>>>

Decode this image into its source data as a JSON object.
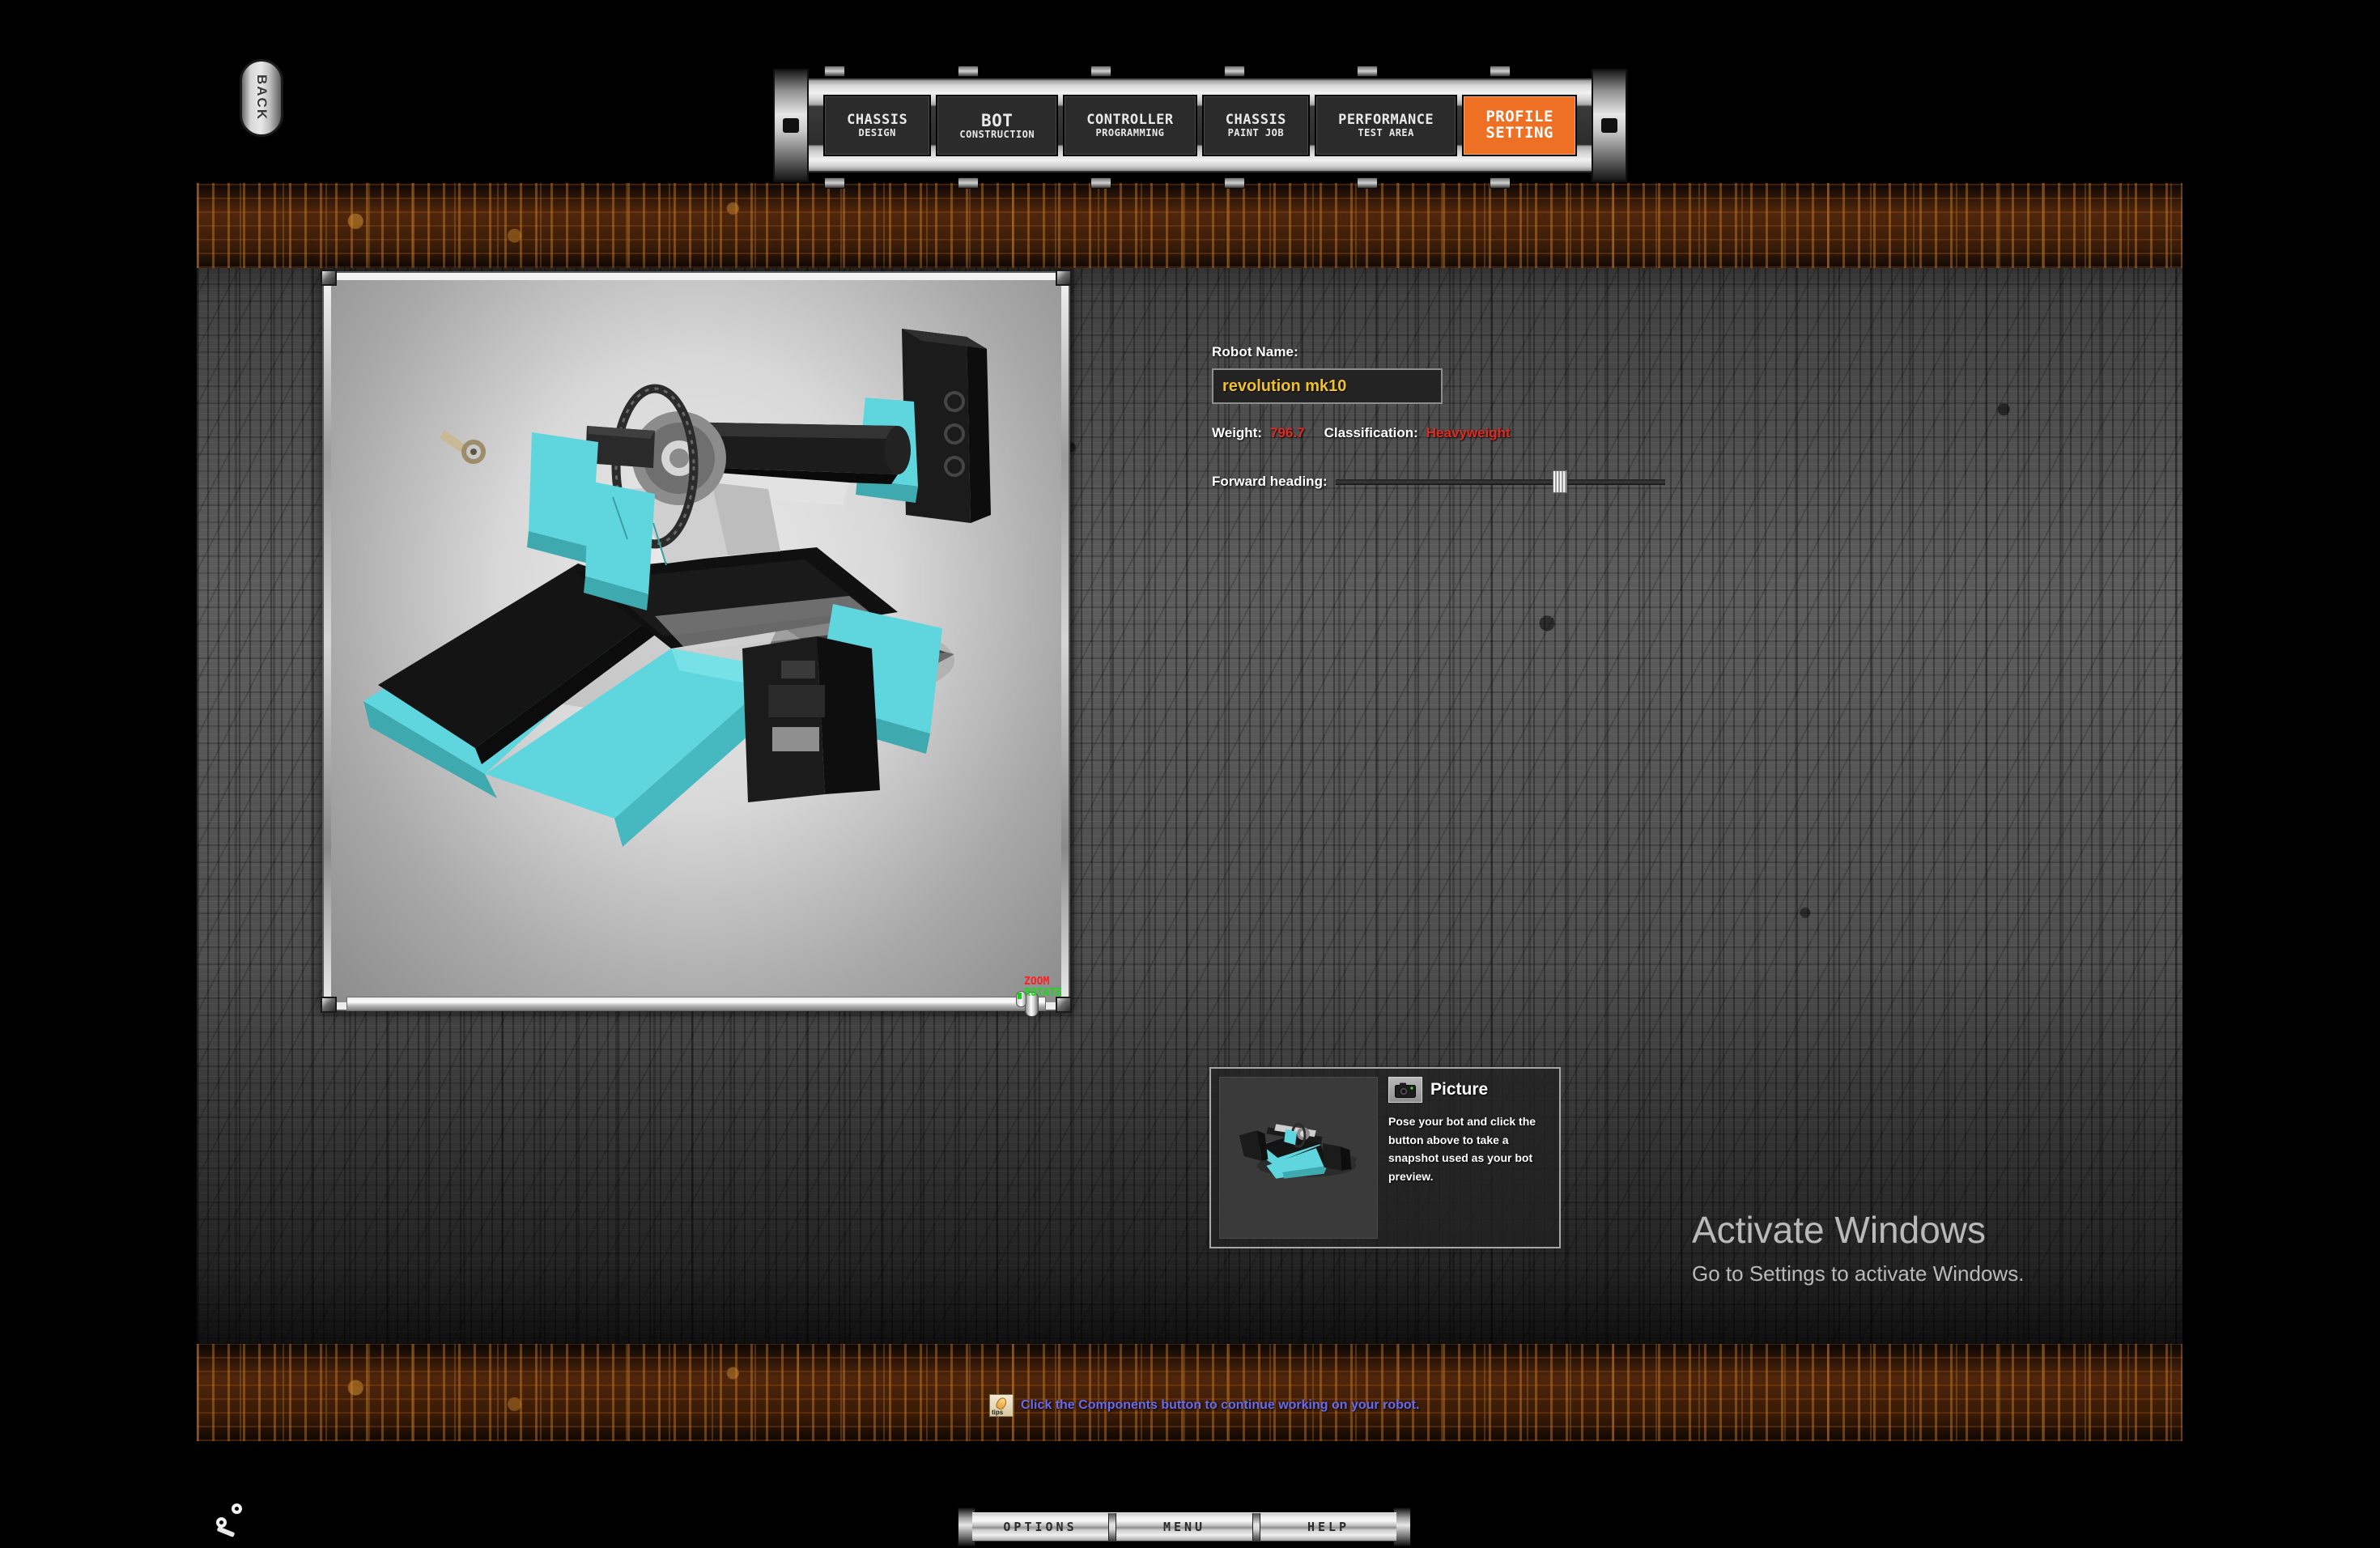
{
  "app": {
    "back_label": "BACK"
  },
  "nav": {
    "tabs": [
      {
        "line1": "CHASSIS",
        "line2": "DESIGN",
        "active": false
      },
      {
        "line1": "BOT",
        "line2": "CONSTRUCTION",
        "active": false
      },
      {
        "line1": "CONTROLLER",
        "line2": "PROGRAMMING",
        "active": false
      },
      {
        "line1": "CHASSIS",
        "line2": "PAINT JOB",
        "active": false
      },
      {
        "line1": "PERFORMANCE",
        "line2": "TEST AREA",
        "active": false
      },
      {
        "line1": "PROFILE",
        "line2": "SETTING",
        "active": true
      }
    ]
  },
  "viewport": {
    "zoom_label": "ZOOM",
    "rotate_label": "ROTATE",
    "zoom_color": "#ff1f1f",
    "rotate_color": "#15dd15",
    "robot_primary_color": "#5fd6dd",
    "robot_secondary_color": "#141414"
  },
  "profile": {
    "name_label": "Robot Name:",
    "name_value": "revolution mk10",
    "name_color": "#f1c02e",
    "weight_label": "Weight:",
    "weight_value": "796.7",
    "classification_label": "Classification:",
    "classification_value": "Heavyweight",
    "stat_value_color": "#e02a20",
    "heading_label": "Forward heading:"
  },
  "picture": {
    "title": "Picture",
    "description": "Pose your bot and click the button above to take a snapshot used as your bot preview."
  },
  "tip": {
    "text": "Click the Components button to continue working on your robot.",
    "color": "#6a6af0"
  },
  "watermark": {
    "title": "Activate Windows",
    "subtitle": "Go to Settings to activate Windows."
  },
  "bottom_bar": {
    "items": [
      "OPTIONS",
      "MENU",
      "HELP"
    ]
  }
}
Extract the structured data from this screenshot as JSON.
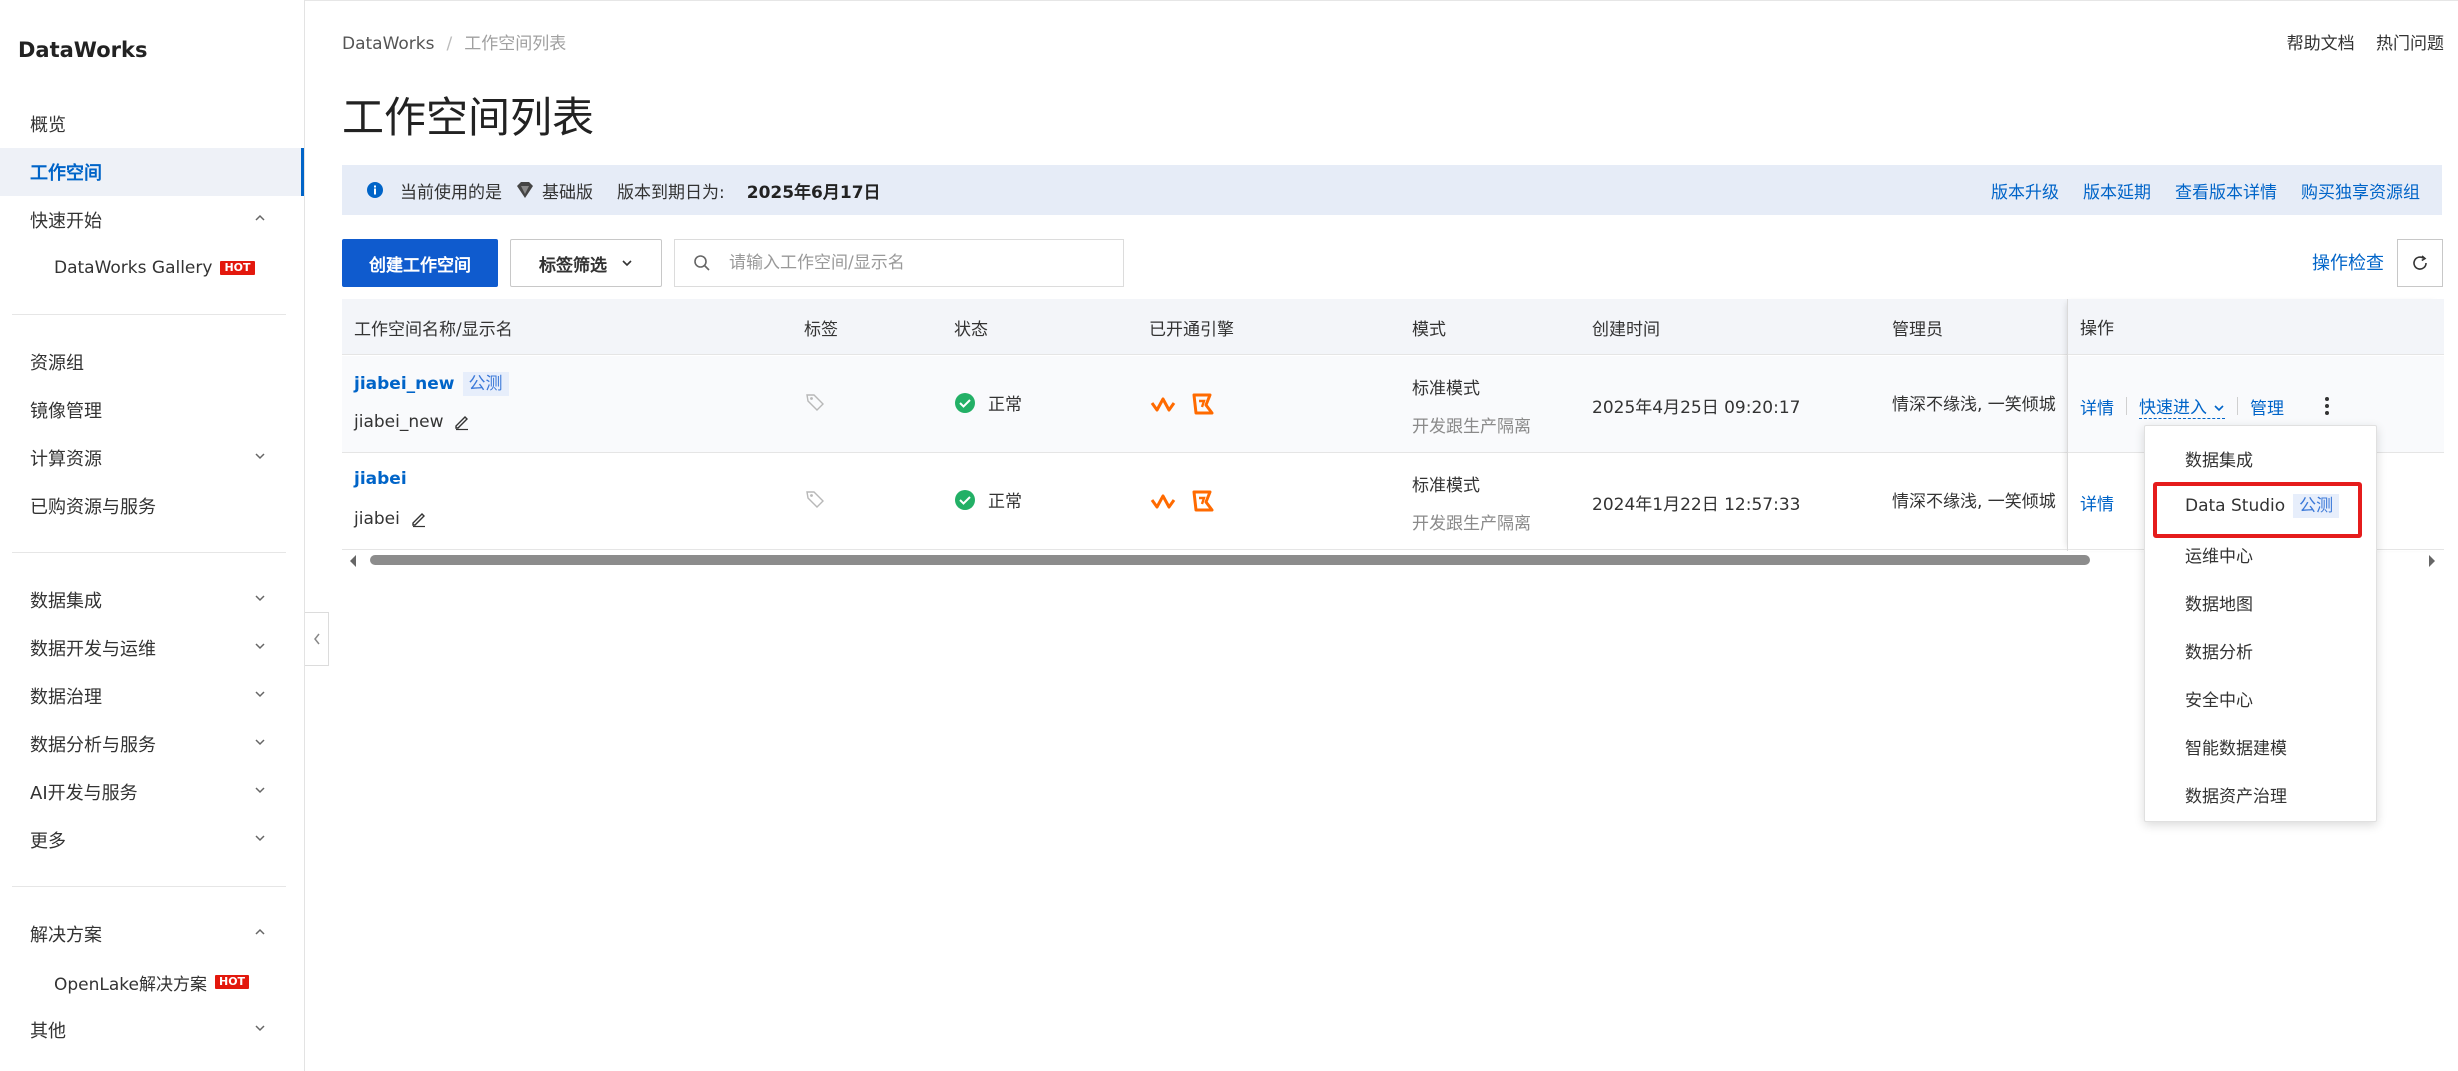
{
  "app": {
    "brand": "DataWorks"
  },
  "sidebar": {
    "items": [
      {
        "label": "概览"
      },
      {
        "label": "工作空间"
      },
      {
        "label": "快速开始"
      },
      {
        "label": "DataWorks Gallery",
        "badge": "HOT"
      },
      {
        "label": "资源组"
      },
      {
        "label": "镜像管理"
      },
      {
        "label": "计算资源"
      },
      {
        "label": "已购资源与服务"
      },
      {
        "label": "数据集成"
      },
      {
        "label": "数据开发与运维"
      },
      {
        "label": "数据治理"
      },
      {
        "label": "数据分析与服务"
      },
      {
        "label": "AI开发与服务"
      },
      {
        "label": "更多"
      },
      {
        "label": "解决方案"
      },
      {
        "label": "OpenLake解决方案",
        "badge": "HOT"
      },
      {
        "label": "其他"
      }
    ]
  },
  "breadcrumb": {
    "root": "DataWorks",
    "sep": "/",
    "current": "工作空间列表"
  },
  "top_links": {
    "help": "帮助文档",
    "faq": "热门问题"
  },
  "page_title": "工作空间列表",
  "notice": {
    "prefix": "当前使用的是",
    "edition": "基础版",
    "expire_label": "版本到期日为:",
    "expire_date": "2025年6月17日",
    "links": [
      "版本升级",
      "版本延期",
      "查看版本详情",
      "购买独享资源组"
    ],
    "accent_color": "#0064c8"
  },
  "toolbar": {
    "create_label": "创建工作空间",
    "filter_label": "标签筛选",
    "search_placeholder": "请输入工作空间/显示名",
    "op_check_label": "操作检查"
  },
  "table": {
    "columns": [
      "工作空间名称/显示名",
      "标签",
      "状态",
      "已开通引擎",
      "模式",
      "创建时间",
      "管理员",
      "操作"
    ],
    "rows": [
      {
        "name": "jiabei_new",
        "badge": "公测",
        "display_name": "jiabei_new",
        "status": "正常",
        "mode": "标准模式",
        "mode_sub": "开发跟生产隔离",
        "created": "2025年4月25日 09:20:17",
        "admin": "情深不缘浅, 一笑倾城",
        "ops": {
          "detail": "详情",
          "quick": "快速进入",
          "manage": "管理"
        }
      },
      {
        "name": "jiabei",
        "badge": "",
        "display_name": "jiabei",
        "status": "正常",
        "mode": "标准模式",
        "mode_sub": "开发跟生产隔离",
        "created": "2024年1月22日 12:57:33",
        "admin": "情深不缘浅, 一笑倾城",
        "ops": {
          "detail": "详情"
        }
      }
    ]
  },
  "dropdown": {
    "items": [
      "数据集成",
      "Data Studio",
      "运维中心",
      "数据地图",
      "数据分析",
      "安全中心",
      "智能数据建模",
      "数据资产治理"
    ],
    "data_studio_badge": "公测",
    "highlight_color": "#e51c1c"
  }
}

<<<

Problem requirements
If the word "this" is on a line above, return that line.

Response box
Decode this image into its source data as a JSON object.
Extract the structured data from this screenshot as JSON.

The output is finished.